For the past fifteen years you’ve heard me say that deaths of and injuries to, private security officers continue to increase every year. It’s more than just guesswork, it’s backed by hard data, much of which no other company or governmental agency has spent any real time studying. We have the statistical numbers, we’ve analyzed them and we know what it all means.
If you read the Private Officer Daily News Blog or receive our Breaking News Alerts and Newsletters, you know that our office has been reporting on every aspect of private security, especially violent encounters, workplace violence and the injuries and deaths of our front-line personnel.
I know through my own personal experiences working both in law enforcement and private security that in order to do the job safely, you must have the right information available to you to be able to identify and confirm threats including having the ability to immediately verify if a person is wanted by law enforcement, or if they are a suspect in area criminal activity or is in some other way a danger to public safety.
Likewise, it is imperative at many worksites to have immediate, dependable communications with a third party, dispatch center or other co-workers in times of emergencies.
As I have previously reported, most security and sworn private law enforcement die alone.
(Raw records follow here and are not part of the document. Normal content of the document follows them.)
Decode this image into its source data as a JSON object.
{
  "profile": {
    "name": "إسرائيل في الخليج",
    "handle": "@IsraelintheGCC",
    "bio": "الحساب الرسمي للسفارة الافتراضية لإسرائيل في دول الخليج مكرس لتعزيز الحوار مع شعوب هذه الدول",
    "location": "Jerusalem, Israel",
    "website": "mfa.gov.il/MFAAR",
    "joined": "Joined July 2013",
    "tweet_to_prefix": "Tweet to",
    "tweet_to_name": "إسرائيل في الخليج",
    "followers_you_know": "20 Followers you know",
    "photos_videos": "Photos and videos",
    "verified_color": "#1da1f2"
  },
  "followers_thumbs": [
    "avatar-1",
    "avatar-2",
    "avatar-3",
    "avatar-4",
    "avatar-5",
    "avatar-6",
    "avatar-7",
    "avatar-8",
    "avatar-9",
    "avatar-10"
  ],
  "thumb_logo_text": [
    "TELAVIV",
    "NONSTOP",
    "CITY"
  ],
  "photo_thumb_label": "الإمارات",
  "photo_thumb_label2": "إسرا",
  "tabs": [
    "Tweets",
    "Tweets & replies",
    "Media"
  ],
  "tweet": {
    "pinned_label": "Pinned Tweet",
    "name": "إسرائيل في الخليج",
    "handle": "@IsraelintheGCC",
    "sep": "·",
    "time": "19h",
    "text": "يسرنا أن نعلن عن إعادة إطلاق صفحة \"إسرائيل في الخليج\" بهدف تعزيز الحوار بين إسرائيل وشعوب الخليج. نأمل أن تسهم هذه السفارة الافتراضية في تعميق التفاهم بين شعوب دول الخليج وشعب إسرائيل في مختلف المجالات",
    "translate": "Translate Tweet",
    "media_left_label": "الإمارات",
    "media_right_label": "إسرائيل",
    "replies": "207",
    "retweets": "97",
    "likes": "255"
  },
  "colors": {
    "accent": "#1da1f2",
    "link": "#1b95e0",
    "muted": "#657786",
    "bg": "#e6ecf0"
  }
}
That’s a fact. They die alone because they almost never have a communication device where they can communicate an imminent threat or an emergency in progress. Cellphones aren’t an option when you’re under attack or in a gunbattle.
Imagine what a gamechanger it would be if the security officer had the ability to know that a vehicle that had just entered the property was stolen or that the driver was a wanted felon.
Now imagine that officer having the ability of keying up a two-way radio microphone and calling for immediate police assistance.
Technology already allows for instant background and sex registries checks, and the ability to find out if a motor vehicle is stolen and who owns it. And all of this information is available to the public.
Shopping centers in numerous cities including America’s largest mall, already use License Plate Readers (LPR;s) which instantly alert the user when the vehicle is stolen or the driver is wanted for a crime.
A mall in New Jersey has used them since 2013.
Many hospital, college and shopping mall security staff issue parking citations. Some are for internal use only while others are municipal parking tickets. That means that they are interacting with drivers regularly and inspecting, surveying or touching vehicles frequently as part of their customary duties.
In many states and on many properties, some private security officers make detentions, stop suspicious persons and vehicles and engage with thousands of people every year who have committed either a private property infraction or a violation of criminal law.
Each interaction puts that private officer face to face with a person or persons who potentially could and might harm them.
Our internal studies in 2016 showed that 83.6 security officer deaths on the job was a direct result of an initiated action taken by the security officer to intervene in a crime in progress, investigation of suspicious activity or as a result of an ambush, assault or other criminal activity on the property.
In almost all of these fatal encounters, the security officer neither had emergency communication capabilities, additional manpower working with them or prior information that would have indicated that the vehicle or the person was a convicted or wanted criminal.
Sure, there are still some security accounts that are relatively safe and have few if any incidents, crimes or potential for an officer to be injured or fatally wounded.
But, the fact is, more security firms are engaged in mobile and foot patrol, enforcement of property regulations and criminal laws and more are providing highly visibility, engaging and “out in the open” personnel who challenge the violators and are continually in harm’s way during the performance of their duties.
Information and Communication are the keys to safety and in reducing the number of workplace violence not only to the officer but also to the employees of the client as well as reducing the number of security officer deaths.
So how can this be done?
Some companies already have their own in-house dispatch centers while smaller companies use local answering services, family members or other employees to act as dispatchers.
All of these can be effective as long as they are dedicated, alert and committed to being the officer’s lifeline.
Other methods of providing emergency communications might be to switch to PTT technology (Push to Talk) for all on-duty officers. These services which were previously offered through Nextel or similar companies are now available through Sprint and AT&T and other cellular providers.
We have been researching methods of cost effectively offering these information and communication services to our members.
If anyone has suggestions please contact me.
As the security industry continues to evolve, we must change how we operate.
The use of information and communication technology will save lives.